In 1886, Omaha banker Herman Kountze platted much of the Saratoga area as a new affluent suburb of Omaha called Kountze Place. The Saratoga community was notable again in Omaha's history in 1927. That year North Omaha businessmen formed the North Omaha Activities Association in order to re-develop Saratoga School's playing field into a college football field for Omaha University's football team. At that time the University was located just south in the posh Kountze Place suburb. With new bleachers built to accommodate a crowd of a thousand, the Saratoga Field was home to OU's team until 1951.
Saratoga Avenue in North Omaha was the Main Street of the town of Saratoga. Saratoga Elementary School was incorporated into Omaha Public Schools in the late 19th century. Brownell-Talbot School, once located in the heart of Saratoga, thrives today and is recognized as the oldest school in Nebraska.
- Nebraska Territory
- History of North Omaha, Nebraska
- Timeline of North Omaha, Nebraska history
- Landmarks in North Omaha, Nebraska
- Morton and Watkins. (1916) History of Nebraska. p 515.
- (nd) "Annexation-Growth Page," Omaha Public Schools. Retrieved 7/16/07.
- Bristow, D. (1997) A Dirty, Wicked Town: Tales of 19th Century Omaha. Caxton Press.
- "Historical Sketch of Brownell Hall". Retrieved 6/14/07.
- (1857) Laws, joint resolutions, and memorials passed at the regular session of the General Assembly of the Territory of Nebraska. Sherman & Strickland. p 216.
- 2000. 1857 diary of Nebraska pioneer Erastus F. Beadle (1821-1894) - The author was the land agent in Saratoga, and his diary is full of Saratoga history.
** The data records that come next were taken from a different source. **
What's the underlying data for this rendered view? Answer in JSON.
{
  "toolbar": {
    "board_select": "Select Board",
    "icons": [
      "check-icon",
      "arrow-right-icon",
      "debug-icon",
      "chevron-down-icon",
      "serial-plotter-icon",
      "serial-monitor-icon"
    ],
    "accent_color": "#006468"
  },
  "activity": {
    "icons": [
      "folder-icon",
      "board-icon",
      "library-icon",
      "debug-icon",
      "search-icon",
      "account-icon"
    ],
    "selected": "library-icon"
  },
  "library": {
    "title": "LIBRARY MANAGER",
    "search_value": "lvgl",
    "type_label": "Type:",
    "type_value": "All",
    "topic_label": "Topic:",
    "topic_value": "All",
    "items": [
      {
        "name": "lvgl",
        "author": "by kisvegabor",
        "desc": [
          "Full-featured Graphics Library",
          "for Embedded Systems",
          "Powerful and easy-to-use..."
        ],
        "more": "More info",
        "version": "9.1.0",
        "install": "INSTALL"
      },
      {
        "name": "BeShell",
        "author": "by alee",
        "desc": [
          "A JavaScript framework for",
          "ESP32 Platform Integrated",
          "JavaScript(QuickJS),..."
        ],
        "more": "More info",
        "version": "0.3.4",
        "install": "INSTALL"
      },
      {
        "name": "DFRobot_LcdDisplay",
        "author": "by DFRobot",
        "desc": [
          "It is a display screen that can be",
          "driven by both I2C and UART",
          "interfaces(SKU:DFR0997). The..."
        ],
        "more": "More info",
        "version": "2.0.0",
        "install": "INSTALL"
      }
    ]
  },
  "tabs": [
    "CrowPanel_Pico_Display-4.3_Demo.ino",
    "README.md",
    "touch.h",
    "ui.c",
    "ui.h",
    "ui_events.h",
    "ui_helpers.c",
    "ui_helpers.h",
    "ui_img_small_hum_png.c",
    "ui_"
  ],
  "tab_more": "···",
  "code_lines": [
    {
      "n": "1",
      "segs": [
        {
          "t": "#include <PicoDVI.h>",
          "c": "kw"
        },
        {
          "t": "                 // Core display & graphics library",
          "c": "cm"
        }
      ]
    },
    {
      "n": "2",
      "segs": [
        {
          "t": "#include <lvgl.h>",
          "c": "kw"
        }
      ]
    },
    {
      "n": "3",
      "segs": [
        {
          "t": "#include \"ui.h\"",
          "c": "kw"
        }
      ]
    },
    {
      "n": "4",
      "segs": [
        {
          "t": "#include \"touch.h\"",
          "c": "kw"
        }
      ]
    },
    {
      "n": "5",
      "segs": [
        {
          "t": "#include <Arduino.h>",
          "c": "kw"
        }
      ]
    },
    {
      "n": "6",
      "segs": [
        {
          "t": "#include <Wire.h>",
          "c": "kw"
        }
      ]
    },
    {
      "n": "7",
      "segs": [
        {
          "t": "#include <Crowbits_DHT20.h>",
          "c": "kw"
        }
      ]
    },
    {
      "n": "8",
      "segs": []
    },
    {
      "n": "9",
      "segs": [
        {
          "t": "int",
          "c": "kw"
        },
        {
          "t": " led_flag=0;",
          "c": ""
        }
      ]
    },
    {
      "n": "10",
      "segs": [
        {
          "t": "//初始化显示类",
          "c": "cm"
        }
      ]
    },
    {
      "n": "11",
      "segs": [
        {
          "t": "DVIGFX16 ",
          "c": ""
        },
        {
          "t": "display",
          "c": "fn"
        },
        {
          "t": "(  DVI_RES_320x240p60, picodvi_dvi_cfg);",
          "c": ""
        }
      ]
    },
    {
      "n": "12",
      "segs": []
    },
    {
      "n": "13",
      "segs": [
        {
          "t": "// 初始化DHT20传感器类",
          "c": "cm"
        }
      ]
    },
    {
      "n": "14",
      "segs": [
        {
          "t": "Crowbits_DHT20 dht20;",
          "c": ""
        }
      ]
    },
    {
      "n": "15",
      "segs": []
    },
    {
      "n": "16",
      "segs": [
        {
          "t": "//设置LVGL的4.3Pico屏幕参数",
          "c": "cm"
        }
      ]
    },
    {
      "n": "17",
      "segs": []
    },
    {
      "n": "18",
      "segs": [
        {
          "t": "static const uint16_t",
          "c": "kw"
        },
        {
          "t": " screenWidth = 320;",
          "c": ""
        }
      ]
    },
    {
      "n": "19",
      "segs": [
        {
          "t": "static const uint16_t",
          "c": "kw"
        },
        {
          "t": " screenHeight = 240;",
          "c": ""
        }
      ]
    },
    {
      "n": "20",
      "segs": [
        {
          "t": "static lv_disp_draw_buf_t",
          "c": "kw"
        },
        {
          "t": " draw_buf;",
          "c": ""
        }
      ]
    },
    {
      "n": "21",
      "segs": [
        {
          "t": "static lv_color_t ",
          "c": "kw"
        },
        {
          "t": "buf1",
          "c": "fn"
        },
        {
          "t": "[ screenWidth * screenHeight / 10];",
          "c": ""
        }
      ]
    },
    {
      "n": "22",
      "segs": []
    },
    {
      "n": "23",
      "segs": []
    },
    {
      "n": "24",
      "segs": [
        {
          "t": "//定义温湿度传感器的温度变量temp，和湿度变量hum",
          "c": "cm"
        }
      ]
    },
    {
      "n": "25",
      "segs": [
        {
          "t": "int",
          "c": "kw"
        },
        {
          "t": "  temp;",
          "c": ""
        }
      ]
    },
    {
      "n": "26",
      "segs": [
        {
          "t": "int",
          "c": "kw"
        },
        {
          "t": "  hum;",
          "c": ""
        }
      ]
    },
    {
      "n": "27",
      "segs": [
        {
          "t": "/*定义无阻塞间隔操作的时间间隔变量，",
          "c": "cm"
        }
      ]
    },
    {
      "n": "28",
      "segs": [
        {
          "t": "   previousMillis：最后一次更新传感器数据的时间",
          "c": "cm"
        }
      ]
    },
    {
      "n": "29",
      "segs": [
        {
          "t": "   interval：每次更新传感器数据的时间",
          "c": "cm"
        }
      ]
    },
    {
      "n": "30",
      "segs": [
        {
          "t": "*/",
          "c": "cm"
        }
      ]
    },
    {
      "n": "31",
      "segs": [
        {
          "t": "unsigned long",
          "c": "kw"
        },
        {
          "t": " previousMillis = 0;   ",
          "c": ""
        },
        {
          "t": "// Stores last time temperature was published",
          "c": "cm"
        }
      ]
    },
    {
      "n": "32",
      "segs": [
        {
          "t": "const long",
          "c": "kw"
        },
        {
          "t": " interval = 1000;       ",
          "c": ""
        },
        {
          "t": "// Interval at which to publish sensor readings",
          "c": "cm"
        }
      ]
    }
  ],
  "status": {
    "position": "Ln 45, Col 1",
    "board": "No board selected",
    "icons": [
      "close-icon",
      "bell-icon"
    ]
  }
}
- (2007) "History at a glance", Douglas County Historical Society. Retrieved 2/2/08.
- Morton & Watkins. "History of Nebraska"
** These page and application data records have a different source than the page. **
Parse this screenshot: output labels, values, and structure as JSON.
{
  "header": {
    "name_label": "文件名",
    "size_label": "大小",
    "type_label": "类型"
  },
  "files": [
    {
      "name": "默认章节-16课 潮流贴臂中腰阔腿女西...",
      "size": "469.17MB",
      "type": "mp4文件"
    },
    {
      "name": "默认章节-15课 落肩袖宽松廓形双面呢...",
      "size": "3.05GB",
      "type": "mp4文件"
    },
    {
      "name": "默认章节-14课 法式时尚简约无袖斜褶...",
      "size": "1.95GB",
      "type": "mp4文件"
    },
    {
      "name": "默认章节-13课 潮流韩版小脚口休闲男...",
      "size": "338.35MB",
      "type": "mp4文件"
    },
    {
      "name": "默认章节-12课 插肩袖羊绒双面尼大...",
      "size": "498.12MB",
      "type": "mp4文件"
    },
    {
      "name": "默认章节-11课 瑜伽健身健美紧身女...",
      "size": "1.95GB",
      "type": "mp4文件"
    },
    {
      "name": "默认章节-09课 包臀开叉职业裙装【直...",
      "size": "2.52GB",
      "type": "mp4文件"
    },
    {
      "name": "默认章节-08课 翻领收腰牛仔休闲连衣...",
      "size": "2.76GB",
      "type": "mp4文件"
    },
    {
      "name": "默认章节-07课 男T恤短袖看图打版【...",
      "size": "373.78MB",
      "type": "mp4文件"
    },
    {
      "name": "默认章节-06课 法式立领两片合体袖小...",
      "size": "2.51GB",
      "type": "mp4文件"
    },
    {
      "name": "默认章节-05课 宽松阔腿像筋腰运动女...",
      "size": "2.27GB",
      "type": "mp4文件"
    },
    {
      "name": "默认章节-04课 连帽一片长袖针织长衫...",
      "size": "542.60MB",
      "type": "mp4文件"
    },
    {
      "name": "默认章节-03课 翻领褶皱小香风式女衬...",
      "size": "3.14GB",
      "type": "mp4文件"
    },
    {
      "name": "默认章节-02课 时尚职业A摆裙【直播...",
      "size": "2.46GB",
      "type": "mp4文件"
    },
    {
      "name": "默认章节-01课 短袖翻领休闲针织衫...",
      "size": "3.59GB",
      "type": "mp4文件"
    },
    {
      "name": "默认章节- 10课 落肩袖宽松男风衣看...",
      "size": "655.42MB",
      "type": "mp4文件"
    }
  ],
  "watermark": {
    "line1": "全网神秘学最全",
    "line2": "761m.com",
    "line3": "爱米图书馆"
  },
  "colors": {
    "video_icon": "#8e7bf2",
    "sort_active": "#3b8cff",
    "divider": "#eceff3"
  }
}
- Douglas County Andreas' History of Nebraska.
- Historical Sketch of Brownell Hall. Retrieved 12/26/07.
- "History of Omaha," Andreas' History of Nebraska - Douglas County. Retrieved 9/8/07.
- "Saratoga History." Saratoga Elementary School website.
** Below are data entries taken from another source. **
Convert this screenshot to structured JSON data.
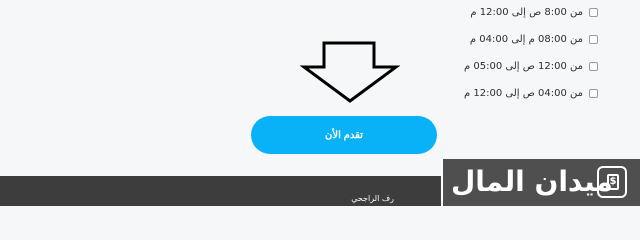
{
  "shift_options": [
    {
      "label": "من 8:00 ص إلى 12:00 م"
    },
    {
      "label": "من 08:00 م إلى 04:00 م"
    },
    {
      "label": "من 12:00 ص إلى 05:00 م"
    },
    {
      "label": "من 04:00 ص إلى 12:00 م"
    }
  ],
  "apply_button": {
    "label": "تقدم الأن"
  },
  "footer": {
    "text": "رف الراجحي"
  },
  "brand": {
    "name": "ميدان المال",
    "icon_glyph": "$"
  },
  "colors": {
    "accent": "#09b2f6",
    "footer_bg": "#3d3d3d",
    "logo_bg": "#4f4f4f",
    "page_bg": "#f6f7f9"
  }
}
- (n.d.) History of Carter Lake, Iowa City of Carter Lake, Iowa website
- "Annexation-Growth Page," Omaha Public Schools. Retrieved 7/16/07.
- "Good-bye to the old home", New York Times. August 13, 1891. Retrieved 4/21/08.
- "Saratoga History." Saratoga Elementary School website. Retrieved June 8, 2011.
- "City of Omaha: Biographical sketches", Andreas' History of Nebraska. Retrieved June 8, 2011.
- MWPHGLNE Subordinate Lodges
- (n.d.) Saratoga Field University of Nebraska at Omaha website.
- Saratoga Elementary School (n.d.) Saratoga History.
- Historic photo of the Brownell Hall when it was located in the Saratoga.
- Historic Images of Brownell Hall - Nebraska Memories
- Finlayson, A.J. (1978) The Mysterious Disappearance of Saratoga.
- Wilhite, A. (1970) The Saratoga Story, Inflated Beginnings. - Omaha History Society